"It was a testament to our team's heart that my boys were even able to play tonight's game at all after watching UNC go down on Thursday," said Duke Coach Michael Krzyzewski just after the game. "They were just in a funk, but they fought through it," he said. According to Krzyzewski, "A lot of the tears after the championship game were not for joy, they were out of sadness that the Heels couldn't celebrate with us."
"The first thing I did after I got off the court," said Krzyzewski, "was call Roy (Williams) to make sure he was doing OK. It's hard to put your heart into a celebration when you know your friend is in pain."

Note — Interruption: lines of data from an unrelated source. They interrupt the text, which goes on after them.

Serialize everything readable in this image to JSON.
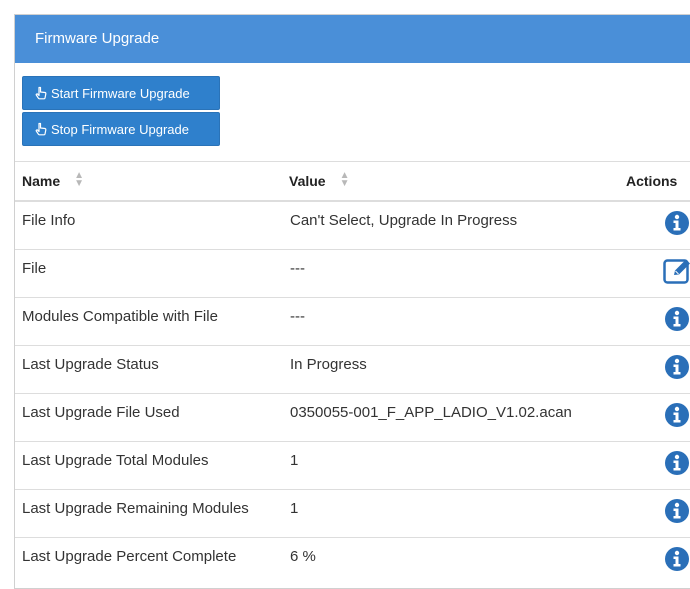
{
  "panel": {
    "title": "Firmware Upgrade"
  },
  "buttons": {
    "start_label": "Start Firmware Upgrade",
    "stop_label": "Stop Firmware Upgrade"
  },
  "table": {
    "headers": {
      "name": "Name",
      "value": "Value",
      "actions": "Actions"
    },
    "rows": [
      {
        "name": "File Info",
        "value": "Can't Select, Upgrade In Progress",
        "action_icon": "info-icon"
      },
      {
        "name": "File",
        "value": "---",
        "action_icon": "edit-icon"
      },
      {
        "name": "Modules Compatible with File",
        "value": "---",
        "action_icon": "info-icon"
      },
      {
        "name": "Last Upgrade Status",
        "value": "In Progress",
        "action_icon": "info-icon"
      },
      {
        "name": "Last Upgrade File Used",
        "value": "0350055-001_F_APP_LADIO_V1.02.acan",
        "action_icon": "info-icon"
      },
      {
        "name": "Last Upgrade Total Modules",
        "value": "1",
        "action_icon": "info-icon"
      },
      {
        "name": "Last Upgrade Remaining Modules",
        "value": "1",
        "action_icon": "info-icon"
      },
      {
        "name": "Last Upgrade Percent Complete",
        "value": "6 %",
        "action_icon": "info-icon"
      }
    ]
  },
  "colors": {
    "header_bg": "#4a8fd8",
    "button_bg": "#2f80cc",
    "icon": "#2a6fb8"
  }
}
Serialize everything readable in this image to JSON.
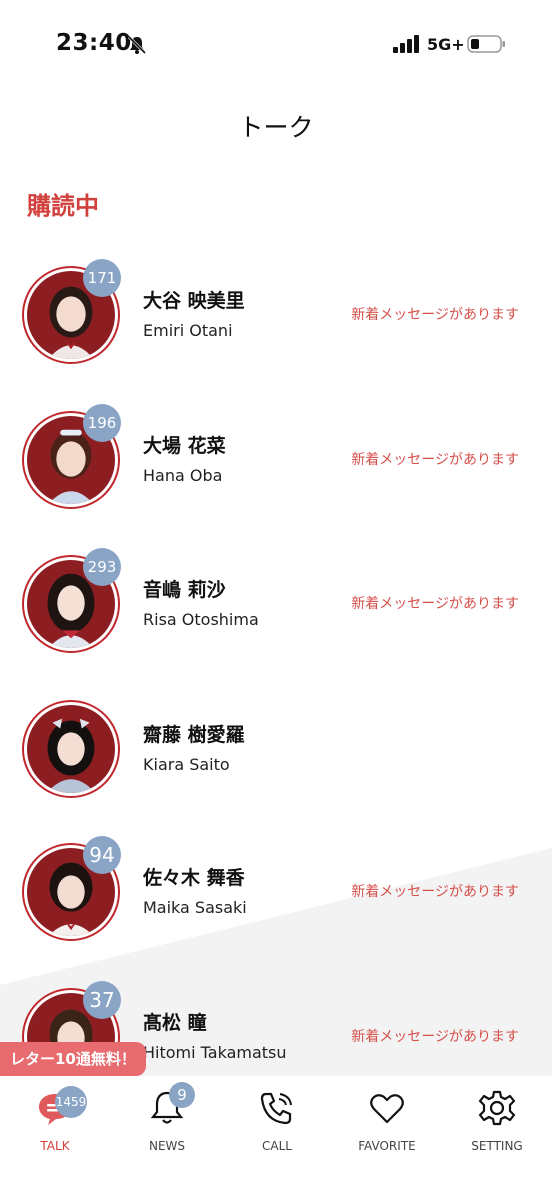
{
  "status_bar": {
    "time": "23:40",
    "network": "5G+"
  },
  "header": {
    "title": "トーク"
  },
  "section": {
    "label": "購読中"
  },
  "talks": [
    {
      "name_jp": "大谷 映美里",
      "name_en": "Emiri Otani",
      "unread": "171",
      "status": "新着メッセージがあります"
    },
    {
      "name_jp": "大場 花菜",
      "name_en": "Hana Oba",
      "unread": "196",
      "status": "新着メッセージがあります"
    },
    {
      "name_jp": "音嶋 莉沙",
      "name_en": "Risa Otoshima",
      "unread": "293",
      "status": "新着メッセージがあります"
    },
    {
      "name_jp": "齋藤 樹愛羅",
      "name_en": "Kiara Saito",
      "unread": "",
      "status": ""
    },
    {
      "name_jp": "佐々木 舞香",
      "name_en": "Maika Sasaki",
      "unread": "94",
      "status": "新着メッセージがあります"
    },
    {
      "name_jp": "髙松 瞳",
      "name_en": "Hitomi Takamatsu",
      "unread": "37",
      "status": "新着メッセージがあります"
    }
  ],
  "promo": {
    "text": "レター10通無料！"
  },
  "tab_bar": {
    "talk": {
      "label": "TALK",
      "badge": "1459"
    },
    "news": {
      "label": "NEWS",
      "badge": "9"
    },
    "call": {
      "label": "CALL"
    },
    "favorite": {
      "label": "FAVORITE"
    },
    "setting": {
      "label": "SETTING"
    }
  },
  "colors": {
    "accent": "#d1403d",
    "badge": "#8aa4c6",
    "avatar_bg": "#8c1e22",
    "promo": "#e76b6f"
  }
}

"It's difficult to fully enjoy our success while still smarting from the Tar Heels falling just short of their goal," said Final Four MVP Kyle Singler. "To tell the truth, this doesn't feel quite as good as the feeling I had last year when the Tar Heels won it all," the Duke forward added.
According to Duke point guard Jon Scheyer, “One thing that carried me through, that motivated me, was knowing that the whole Tar Heel Nation was behind us, and that maybe our victory would boost them just little out of their doldrums.”
"Maybe later," said Duke assistant coach Chris Collins, "after the Tar Heel team has a chance to appreciate how good their incoming players are and that they still have a chance to win in future, they will cheer up, then our team and fans will be able to fully appreciate our win too."
Duke students were sober as well in their assessment of the championship's meaning given the Tar Heels' falling one step short of unprecedented back-to-back NCAA and NIT titles. Said Duke sophomore Jan Goldstein of Paramus, "I felt so bad watching how the Tar Heel team reacted after losing to Dayton, I almost didn't watch the Butler game, but I am glad I did because I did feel better after Duke won, at least a little bit. But, to tell the truth, I did spend a lot of time during the game thinking about Marcus (Ginyard) and Deon (Thompson) and how much it must hurt to lose your final game as a college player."
Duke senior psychology major Lawrence Runkin from Brooklyn said he had been acting as a volunteer bereavement counselor at UNC's Campus Health Services on all day on Friday and Saturday and had not much time to even think about the Duke and Butler contest until he saw some guys in the dorm lounge watching the game when got home late Saturday. "I guess I am glad we won but the looking at the impact of the Tar Heel loss had on students there had already put sports into some larger perspective for me," Runkin said.
As students and other Duke fans entered the welcoming ceremony for the return of the Duke team in Cameron Indoor Stadium on Tuesday afternoon, they could look across Wallace Wade Stadium at the flag which had been flying at half mast for Carolina since Friday morning, the sight of which had to dampen their spirits. The welcoming ceremony, which did eventually become more lively, began with a brief moment of "silence and meditation for our friends in Chapel Hill" led by Duke Chaplain the Rev. Bernard T. Stubbs.
Gary D. Gaddy has to admit he pulled for Butler -- along with about everybody else not from west Durham or the Tri-State Area.
A version of this story is set to be published in the Chapel Hill Herald on Friday April 9, 2010.Copyright 2010 Gary D. Gaddy